The man being a patriot refused to divulge details. After a torturous treatment for five years he escapes and makes his way to Pakistan, where he is reinitiated in Pakistani army. In Pakistan, he rises to become the chief of ISI (Inter State Intelligence) and takes a pledge to avenge the wrongs done to him. He plans a vengeance of an unimaginable scale.
The book is woven with many instances of technology and much theorised concepts of Physics. The book mentions some unimaginable technological methods being used by intelligence agencies as well as terrorist groups for communication. There are numerous ways terrorist organisations communicate with each other.

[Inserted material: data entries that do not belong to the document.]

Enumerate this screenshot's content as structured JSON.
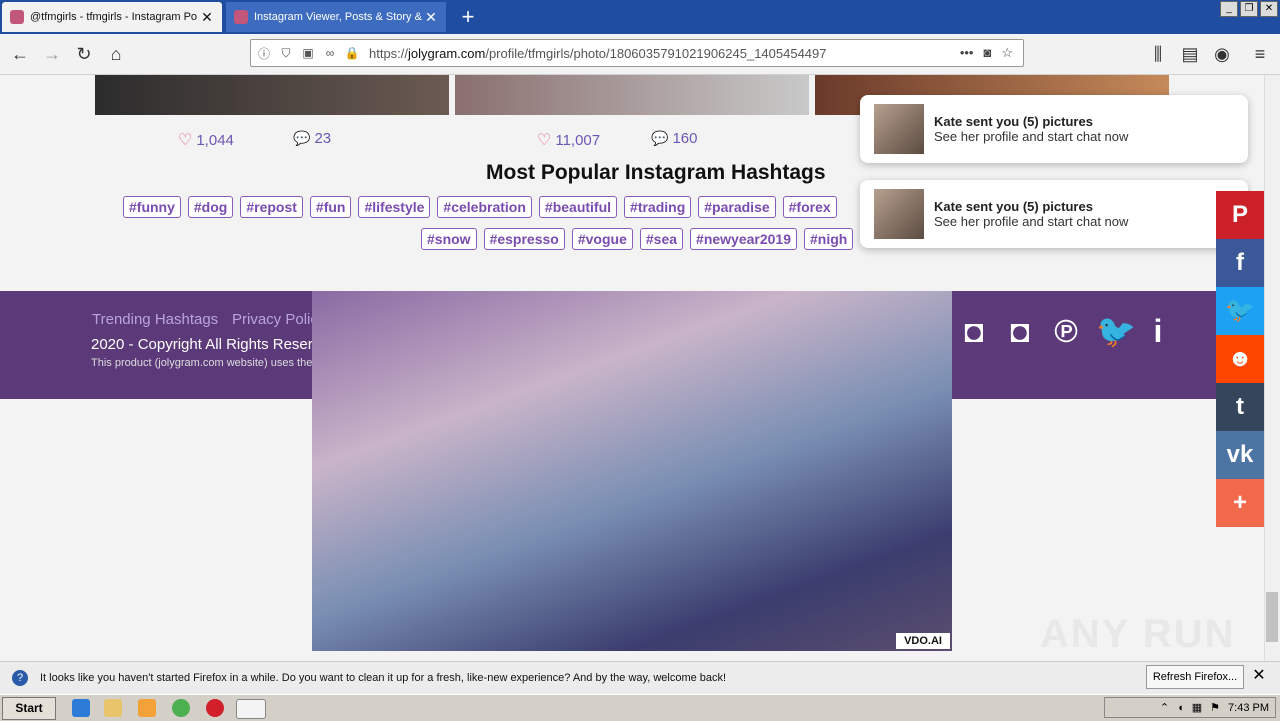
{
  "browser": {
    "tabs": [
      {
        "title": "@tfmgirls - tfmgirls - Instagram Po"
      },
      {
        "title": "Instagram Viewer, Posts & Story &"
      }
    ],
    "url_prefix": "https://",
    "url_domain": "jolygram.com",
    "url_path": "/profile/tfmgirls/photo/1806035791021906245_1405454497"
  },
  "posts": [
    {
      "likes": "1,044",
      "comments": "23"
    },
    {
      "likes": "11,007",
      "comments": "160"
    }
  ],
  "hashtags": {
    "title": "Most Popular Instagram Hashtags",
    "row1": [
      "#funny",
      "#dog",
      "#repost",
      "#fun",
      "#lifestyle",
      "#celebration",
      "#beautiful",
      "#trading",
      "#paradise",
      "#forex"
    ],
    "row2": [
      "#snow",
      "#espresso",
      "#vogue",
      "#sea",
      "#newyear2019",
      "#nigh"
    ]
  },
  "footer": {
    "links": [
      "Trending Hashtags",
      "Privacy Polic"
    ],
    "copyright": "2020 - Copyright All Rights Reserv",
    "product_note": "This product (jolygram.com website) uses the"
  },
  "ad": {
    "label": "VDO.AI"
  },
  "notifications": [
    {
      "title": "Kate sent you (5) pictures",
      "text": "See her profile and start chat now"
    },
    {
      "title": "Kate sent you (5) pictures",
      "text": "See her profile and start chat now"
    }
  ],
  "share_colors": {
    "pinterest": "#cb2027",
    "facebook": "#3b5998",
    "twitter": "#1da1f2",
    "reddit": "#ff4500",
    "tumblr": "#35465c",
    "vk": "#4c75a3",
    "more": "#f26a4b"
  },
  "watermark": "ANY RUN",
  "firefox_bar": {
    "message": "It looks like you haven't started Firefox in a while. Do you want to clean it up for a fresh, like-new experience? And by the way, welcome back!",
    "button": "Refresh Firefox..."
  },
  "taskbar": {
    "start": "Start",
    "clock": "7:43 PM"
  }
}
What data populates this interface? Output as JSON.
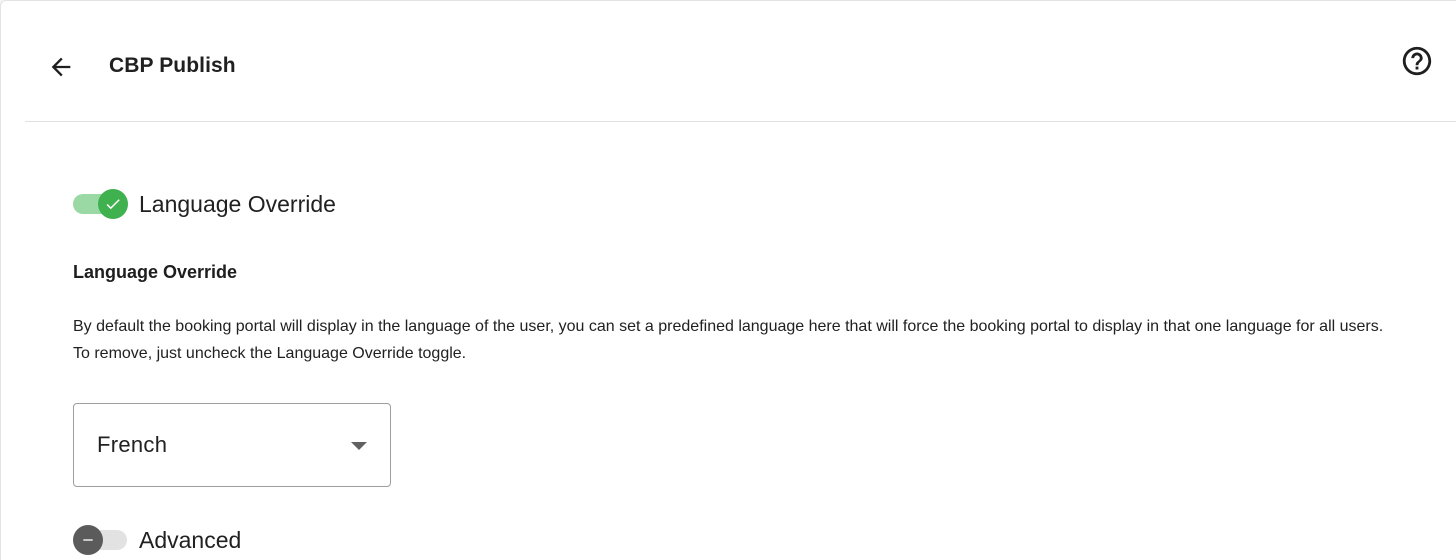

Phone calls, emails or text messages are a few easily traceable ones. Then there is also another method, which is unheard, unique yet simple. An email account is used for communication without actually sending an email, which otherwise runs the risk of being traced.
As an uncomplicated trick, one party saves the message in drafts of the email account for the other party to read and leave a reply at the same place. Thus, a communication is facilitated between terror groups, escaping the risk of being caught.